I have been fortunate enough to have had very few encounters with the police in my life. I don’t think that I am any more well-behaved than most people, but I do have the societal advantages of white skin and growing up in the suburbs. Many other people do not, and therefore their interactions with the police are far more numerous, and far more potentially dangerous. And, based on what they have seen and experienced they have grown distrustful of cops. After reading things like this, and after what I keep seeing on the news, I can’t say that I blame them.
Sunil Dutta, a LAPD officer, believes that there is an easy solution to police violence: just do whatever they tell you to do. He says:
Even though it might sound harsh and impolitic, here is the bottom line: if you don’t want to get shot, tased, pepper-sprayed, struck with a baton or thrown to the ground, just do what I tell you. Don’t argue with me, don’t call me names, don’t tell me that I can’t stop you, don’t say I’m a racist pig, don’t threaten that you’ll sue me and take away my badge. Don’t scream at me that you pay my salary, and don’t even think of aggressively walking towards me. Most field stops are complete in minutes. How difficult is it to cooperate for that long?
At least he concedes that most people don’t want to get tased, pepper-sprayed, struck with a baton or thrown to the ground. But, you know what else people don’t want? They don’t want to get harassed by entitled police officers who abuse their power and disproportionately target minorities.
While it might be easy for Officer Dutta to suggest that the people he stop just do what he tells them, it is far more difficult for people to follow that suggestion when they are stopped repeatedly and for no reason. If Dutta was stopped while walking down the street just because of the color of his skin, would he be so quick to comply? How about the second time it happened, or the third? How about if it happened all the time? At what point is it okay to resist an unjust system? At what point is it okay NOT to cooperate? Even if a stop is “complete in minutes,” would he agree to be stripped of his dignity for that long? Would he stand by and watch others suffer the same humiliation?

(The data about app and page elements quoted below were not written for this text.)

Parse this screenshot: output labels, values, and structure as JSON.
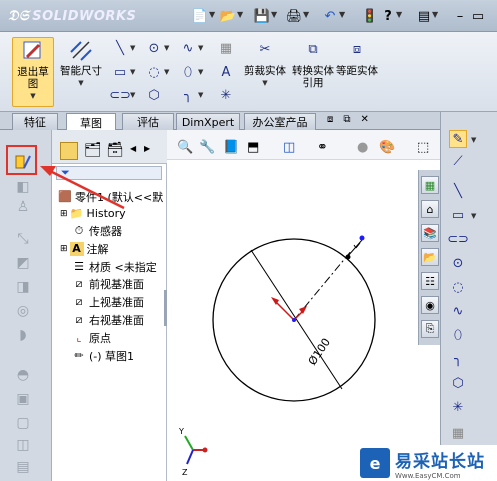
{
  "app": {
    "name": "SOLIDWORKS"
  },
  "command_manager": {
    "exit_sketch": "退出草图",
    "smart_dimension": "智能尺寸",
    "trim": "剪裁实体",
    "convert": "转换实体引用",
    "offset": "等距实体"
  },
  "tabs": [
    {
      "label": "特征"
    },
    {
      "label": "草图"
    },
    {
      "label": "评估"
    },
    {
      "label": "DimXpert"
    },
    {
      "label": "办公室产品"
    }
  ],
  "tree": {
    "part": "零件1 (默认<<默",
    "history": "History",
    "sensors": "传感器",
    "annotations": "注解",
    "material": "材质 <未指定",
    "front_plane": "前视基准面",
    "top_plane": "上视基准面",
    "right_plane": "右视基准面",
    "origin": "原点",
    "sketch": "(-) 草图1"
  },
  "sketch": {
    "dimension": "Ø100"
  },
  "triad": {
    "x": "X",
    "y": "Y",
    "z": "Z"
  },
  "watermark": {
    "cn": "易采站长站",
    "en": "Www.EasyCM.Com"
  },
  "colors": {
    "accent_red": "#e0332c",
    "sketch_blue": "#1c1cff"
  }
}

You don’t know what is in my mind when I stop you. Did I just get a radio call of a shooting moments ago? Am I looking for a murderer or an armed fugitive? For you, this might be a “simple” traffic stop, for me each traffic stop is a potentially dangerous encounter. Show some empathy for an officer’s safety concerns. Don’t make our job more difficult than it already is.
The officer would be wise to listen to his own advice. He could stand to show some empathy himself. He does not know what is in the mind of the person being stopped any more than they know what is in his. Is this person a victim of a police force that abuses its power and targets certain segments of the community? Is he marked as a suspect in that shooting or murder Dutta just got a call about simply because of his clothing or skin color? Does he live in a world where no traffic stop is ever really “simple?” Is he part of a community where the potential danger far too often is for the one who is stopped? While Dutta’s job may truly be difficult, he is speaking to people whose entire lives are difficult, largely because of a society that wants them to just comply while it continues to abuse and humiliate them.
Dutta goes on:
Community members deserve courtesy, respect and professionalism from their officers. Every person stopped by a cop should feel safe instead of feeling that their wellbeing is in jeopardy. Shouldn’t the community members extend the same courtesy to their officers and project that the officer’s safety is not threatened by their actions?
What if the community members don’t receive the courtesy, respect and professionalism they deserve? What if they don’t feel safe? What if their well-being is in jeopardy? Mike Brown’s certainly was. And, I don’t think the bullets that killed him came with any courtesy or respect.
Communities have entrusted their police forces with certain powers. But, regardless of what Officer Dutta seems to think, their responsibility is to the community. They are public servants, trusted to protect the communities they work for. And, yes, that sometimes means using force when necessary. But, that does not mean they have license to use force whenever they want. And, as citizens see their police forces behave like an occupying army, they get the urge to resist. And, when the police are not held accountable for their misdeeds, that urge grows. And, when they see one of their own shot down by the very people tasked with protecting them, they cry out.
Dutta addresses this use of force:
[C]ops are legally prohibited from using excessive force: The moment a suspect submits and stops resisting, the officers must cease use of force.
This is great, in theory, but reality shows that this is simply not true. Mike Brown submitted. He did not resist. By all accounts, he had his hands raised in surrender. He was shot and killed and left to lie in the street. And, he is not alone.
Dutta says, “cops are not murderers.” But, sometimes they are. And, when nothing is done, it makes it that much easier for the next cop to shoot and kill the next unarmed black man walking down the street, and that much harder for people to just do what they are told.